“Leo: I have lived in lots of different areas in Paris, and for me, coming from a big district in Paris where the people are the same as well as the streets, East London is so refreshing. I live in Whitechapel and every morning I walk past Brick Lane, Princelet Street, Puma Court, Spitalfields, and Liverpool St, and it is so diverse in terms of the architecture and the people.”
“Alessandro: Well I spent some time working in the West End and then 4 years in Canary Wharf at the Four Seasons. Spitalfields is somewhere in the middle. You have business people, a few tourists, and definitely lots of locals visiting the shop.”

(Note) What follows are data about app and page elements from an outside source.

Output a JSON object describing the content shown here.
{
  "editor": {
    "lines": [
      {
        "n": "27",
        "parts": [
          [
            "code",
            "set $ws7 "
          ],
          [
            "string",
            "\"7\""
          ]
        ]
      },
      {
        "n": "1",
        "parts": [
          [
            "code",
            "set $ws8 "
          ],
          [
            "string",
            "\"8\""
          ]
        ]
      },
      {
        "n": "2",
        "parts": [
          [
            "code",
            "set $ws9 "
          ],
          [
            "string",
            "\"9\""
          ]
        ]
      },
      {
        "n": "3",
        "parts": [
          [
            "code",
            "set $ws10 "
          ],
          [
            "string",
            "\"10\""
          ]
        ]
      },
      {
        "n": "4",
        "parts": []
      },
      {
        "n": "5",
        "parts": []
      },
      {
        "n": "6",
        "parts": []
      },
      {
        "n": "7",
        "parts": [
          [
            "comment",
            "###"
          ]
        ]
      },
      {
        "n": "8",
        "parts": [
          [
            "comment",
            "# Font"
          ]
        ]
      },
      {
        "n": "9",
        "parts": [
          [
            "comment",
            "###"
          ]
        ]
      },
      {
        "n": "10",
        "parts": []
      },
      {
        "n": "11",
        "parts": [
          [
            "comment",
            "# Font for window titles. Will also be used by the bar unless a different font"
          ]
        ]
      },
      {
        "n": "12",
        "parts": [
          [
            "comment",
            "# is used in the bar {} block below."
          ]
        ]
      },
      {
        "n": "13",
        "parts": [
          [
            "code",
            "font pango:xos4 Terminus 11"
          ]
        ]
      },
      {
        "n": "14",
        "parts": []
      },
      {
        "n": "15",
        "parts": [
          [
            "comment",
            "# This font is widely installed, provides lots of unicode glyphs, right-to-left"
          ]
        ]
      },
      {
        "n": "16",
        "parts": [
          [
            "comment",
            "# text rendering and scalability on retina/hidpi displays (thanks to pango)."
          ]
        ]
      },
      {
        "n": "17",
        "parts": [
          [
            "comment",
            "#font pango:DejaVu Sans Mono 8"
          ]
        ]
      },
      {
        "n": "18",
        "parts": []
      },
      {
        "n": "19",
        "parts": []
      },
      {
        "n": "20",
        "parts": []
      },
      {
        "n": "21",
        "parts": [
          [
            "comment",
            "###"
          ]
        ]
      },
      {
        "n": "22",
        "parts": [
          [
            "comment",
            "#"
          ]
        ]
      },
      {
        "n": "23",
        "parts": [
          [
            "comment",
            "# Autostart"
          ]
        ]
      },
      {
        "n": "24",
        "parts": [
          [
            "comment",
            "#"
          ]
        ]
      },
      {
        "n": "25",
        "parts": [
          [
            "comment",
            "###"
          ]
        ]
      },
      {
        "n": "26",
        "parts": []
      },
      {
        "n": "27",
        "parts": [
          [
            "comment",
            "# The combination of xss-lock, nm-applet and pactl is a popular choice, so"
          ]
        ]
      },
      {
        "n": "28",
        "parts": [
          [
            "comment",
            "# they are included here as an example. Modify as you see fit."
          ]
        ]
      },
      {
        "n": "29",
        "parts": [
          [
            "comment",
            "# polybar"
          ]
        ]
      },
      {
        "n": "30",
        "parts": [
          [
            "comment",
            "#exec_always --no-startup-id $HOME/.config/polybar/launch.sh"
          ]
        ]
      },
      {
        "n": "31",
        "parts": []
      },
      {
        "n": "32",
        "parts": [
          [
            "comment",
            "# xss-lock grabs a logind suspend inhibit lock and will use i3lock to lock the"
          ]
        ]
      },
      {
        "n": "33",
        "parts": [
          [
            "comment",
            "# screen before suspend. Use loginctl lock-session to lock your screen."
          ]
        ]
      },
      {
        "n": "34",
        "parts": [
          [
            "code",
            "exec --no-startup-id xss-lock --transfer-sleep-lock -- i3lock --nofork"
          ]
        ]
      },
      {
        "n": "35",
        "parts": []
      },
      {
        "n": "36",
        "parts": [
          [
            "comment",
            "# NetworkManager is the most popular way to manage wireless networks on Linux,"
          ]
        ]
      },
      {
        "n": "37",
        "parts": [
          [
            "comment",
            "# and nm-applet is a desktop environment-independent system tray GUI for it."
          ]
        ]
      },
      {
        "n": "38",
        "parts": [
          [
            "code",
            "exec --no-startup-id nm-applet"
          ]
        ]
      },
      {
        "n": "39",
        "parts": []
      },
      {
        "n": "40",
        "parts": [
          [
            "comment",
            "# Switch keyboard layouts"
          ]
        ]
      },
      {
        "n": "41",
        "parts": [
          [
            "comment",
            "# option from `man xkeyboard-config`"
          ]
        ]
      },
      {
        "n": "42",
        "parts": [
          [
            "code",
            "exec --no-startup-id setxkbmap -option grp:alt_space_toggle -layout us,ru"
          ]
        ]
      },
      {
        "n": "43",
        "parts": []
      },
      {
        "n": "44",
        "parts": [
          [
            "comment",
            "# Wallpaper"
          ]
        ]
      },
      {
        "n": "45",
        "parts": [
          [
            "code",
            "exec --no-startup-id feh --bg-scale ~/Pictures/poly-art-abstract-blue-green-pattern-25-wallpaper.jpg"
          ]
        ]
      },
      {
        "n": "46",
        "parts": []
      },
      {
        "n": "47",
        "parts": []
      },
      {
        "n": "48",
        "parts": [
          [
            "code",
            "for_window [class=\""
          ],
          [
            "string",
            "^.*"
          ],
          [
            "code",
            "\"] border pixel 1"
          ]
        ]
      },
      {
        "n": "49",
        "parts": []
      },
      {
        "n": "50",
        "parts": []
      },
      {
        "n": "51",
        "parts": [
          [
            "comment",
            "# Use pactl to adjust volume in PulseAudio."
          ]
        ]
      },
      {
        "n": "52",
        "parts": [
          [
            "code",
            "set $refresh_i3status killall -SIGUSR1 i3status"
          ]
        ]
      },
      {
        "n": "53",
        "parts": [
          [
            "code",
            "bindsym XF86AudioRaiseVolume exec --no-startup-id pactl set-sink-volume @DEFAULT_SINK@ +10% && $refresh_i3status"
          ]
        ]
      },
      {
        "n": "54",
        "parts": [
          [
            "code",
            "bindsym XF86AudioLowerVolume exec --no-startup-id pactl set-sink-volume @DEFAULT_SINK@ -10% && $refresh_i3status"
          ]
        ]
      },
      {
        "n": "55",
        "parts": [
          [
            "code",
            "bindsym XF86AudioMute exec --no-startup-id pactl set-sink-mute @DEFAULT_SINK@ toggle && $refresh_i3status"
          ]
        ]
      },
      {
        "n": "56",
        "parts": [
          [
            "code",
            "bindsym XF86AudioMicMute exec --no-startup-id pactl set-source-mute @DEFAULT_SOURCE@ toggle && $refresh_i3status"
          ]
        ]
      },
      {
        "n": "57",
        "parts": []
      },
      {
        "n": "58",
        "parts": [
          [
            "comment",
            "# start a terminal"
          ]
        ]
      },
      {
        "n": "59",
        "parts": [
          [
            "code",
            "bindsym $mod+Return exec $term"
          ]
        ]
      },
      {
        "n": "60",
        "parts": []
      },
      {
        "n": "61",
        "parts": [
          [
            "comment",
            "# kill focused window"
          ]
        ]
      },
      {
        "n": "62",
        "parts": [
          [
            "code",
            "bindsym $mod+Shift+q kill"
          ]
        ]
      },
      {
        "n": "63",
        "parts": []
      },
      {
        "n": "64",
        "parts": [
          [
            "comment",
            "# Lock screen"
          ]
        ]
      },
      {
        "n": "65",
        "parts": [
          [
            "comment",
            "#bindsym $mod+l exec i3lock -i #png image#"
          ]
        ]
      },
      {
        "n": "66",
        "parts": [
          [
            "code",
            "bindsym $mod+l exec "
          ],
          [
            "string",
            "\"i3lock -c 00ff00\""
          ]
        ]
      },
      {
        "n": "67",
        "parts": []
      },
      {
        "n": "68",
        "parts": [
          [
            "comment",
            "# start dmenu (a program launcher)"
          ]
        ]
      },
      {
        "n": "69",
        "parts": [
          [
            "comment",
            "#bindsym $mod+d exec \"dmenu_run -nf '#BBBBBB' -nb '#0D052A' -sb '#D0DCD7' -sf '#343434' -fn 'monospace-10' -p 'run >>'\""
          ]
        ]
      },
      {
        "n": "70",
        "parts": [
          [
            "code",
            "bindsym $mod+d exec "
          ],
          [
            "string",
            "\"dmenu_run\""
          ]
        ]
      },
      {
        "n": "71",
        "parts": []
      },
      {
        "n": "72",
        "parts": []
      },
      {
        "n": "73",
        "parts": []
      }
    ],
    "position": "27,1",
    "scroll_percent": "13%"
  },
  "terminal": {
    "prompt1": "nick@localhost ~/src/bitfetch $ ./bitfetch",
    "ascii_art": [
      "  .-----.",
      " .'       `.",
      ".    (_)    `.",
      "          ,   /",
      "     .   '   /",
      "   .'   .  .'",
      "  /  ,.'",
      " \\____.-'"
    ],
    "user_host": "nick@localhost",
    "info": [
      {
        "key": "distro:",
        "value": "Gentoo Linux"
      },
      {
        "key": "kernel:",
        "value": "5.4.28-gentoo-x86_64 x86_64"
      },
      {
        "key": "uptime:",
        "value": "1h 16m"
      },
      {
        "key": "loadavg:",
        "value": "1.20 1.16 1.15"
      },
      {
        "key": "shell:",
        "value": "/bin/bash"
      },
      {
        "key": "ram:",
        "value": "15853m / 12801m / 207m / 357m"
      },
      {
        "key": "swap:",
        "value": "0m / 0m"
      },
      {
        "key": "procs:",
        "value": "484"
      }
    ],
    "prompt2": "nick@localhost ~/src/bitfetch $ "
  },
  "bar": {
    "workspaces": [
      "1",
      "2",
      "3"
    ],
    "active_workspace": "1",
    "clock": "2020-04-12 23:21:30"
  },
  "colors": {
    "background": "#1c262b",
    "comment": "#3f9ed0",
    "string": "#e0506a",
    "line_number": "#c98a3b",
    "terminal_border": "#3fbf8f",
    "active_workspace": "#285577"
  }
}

“Alex: The West End is full of cheese mongers and the surrounding areas of Spitalfields including Brick Lane and Shoreditch are becoming very up-market and fashionable. We felt that Androuet would complement the area and that the locals would be interested in our high quality products. The area also boasts a younger client base compared to the West End, and we want to show that cheese is not only for older people but also younger people to enjoy.”
With the Christmas period coming up, they are expected to be busy. But don’t attempt to buy your Christmas cheeses too early, otherwise you will face the wrath of the Guarneri brothers and will be turned away! Alex explained:
“If you come into my store and tell me you want to buy some cheese which you will be eating in 10 days, I will not sell it to you. I will refuse. Last year, people came here in the first week of December to buy cheese for Christmas, but I refused to sell it to them. People thought we were crazy Frenchmen, but the thing is, I want my customers to enjoy the cheese at its peak.”
From the way they store their cheese down to the art in which they are cut and wrapped, there is no doubt that the team at Androuet take their cheese very seriously. With a combined age of only seventy-eight, the young and ambitious trio undoubtedly have a bright future ahead of them and Eating East looks forward to enjoying the benefits of their expertise.
Androuet, Old Spitalfields Market, 107b Commercial Street, London E1 6BG. 0207 375 3168